Donald F. Linton said...
This comment has been removed by the author.
Tibor said...

Patri: Insteresting that you mention stoicism. So far the only book about it I've read were Ta eis heauton (but in czech not greek) or "Meditations" I think is the usual english translation. And as far as I understood it from there, a true stoic completely dismisses emotions as something harmful (which is far more extreme than your description). I read it when I was 14 or so, so maybe I didn't get it (or don't remmember it) quite right, but I concluded that even though it is good not to let emotions rule you, their goal of getting rid of them completely is impossible (and following it potentionally harmful by itself), because that just goes against human nature.

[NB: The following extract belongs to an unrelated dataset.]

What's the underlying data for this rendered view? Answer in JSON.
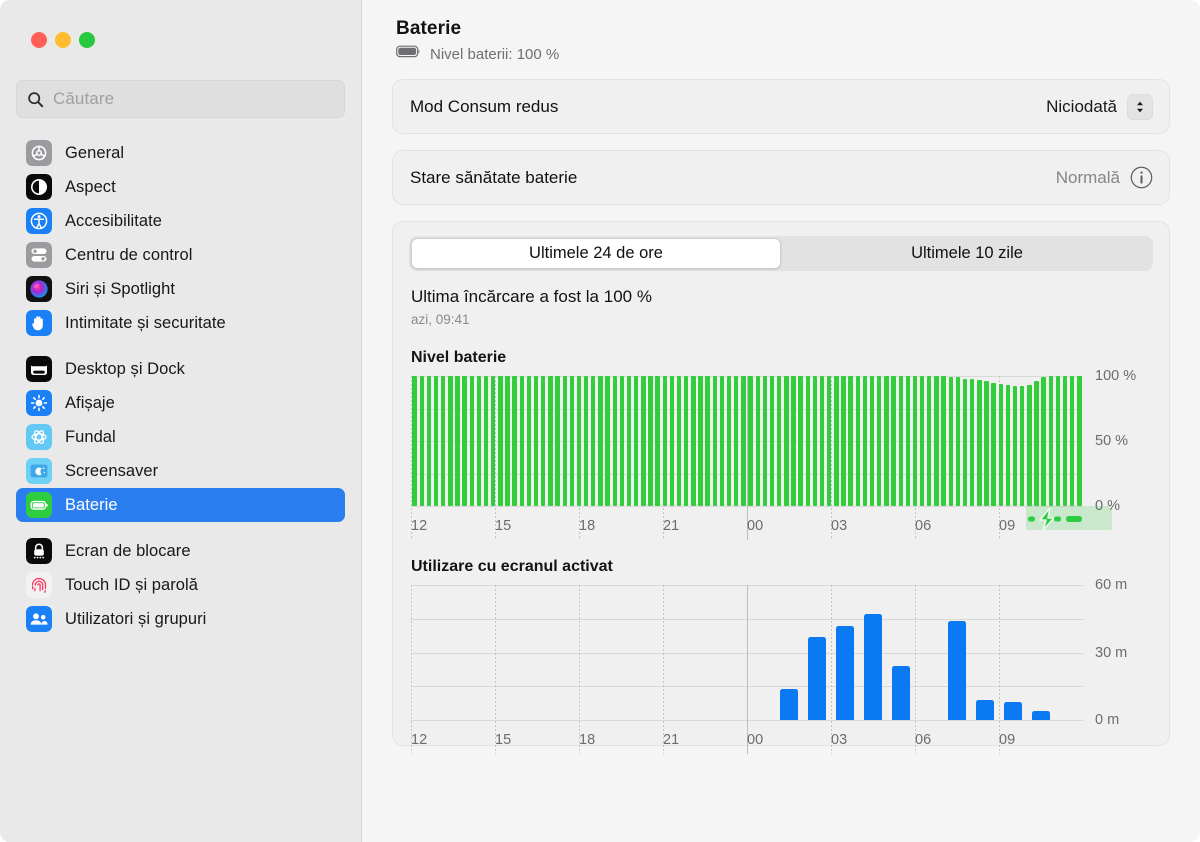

J.A.B. said...

Physical pain depends on your attitude at least as much as emotional pain. On more than one occasion, I've said "Hey, I'm not tired, I'm in pain, and I CAN TAKE A PILL FOR THAT!"

I'm always finding blue marks on my arms and legs and wondering what I did: I would never have pushed that hard if I hadn't been thinking about something more important at the time. Once I found a blue mark and remembered standing beside my bike outside the comic shop saying "I'll bet I find a blue mark tonight and wonder where I got it" -- but I couldn't remember the injury itself.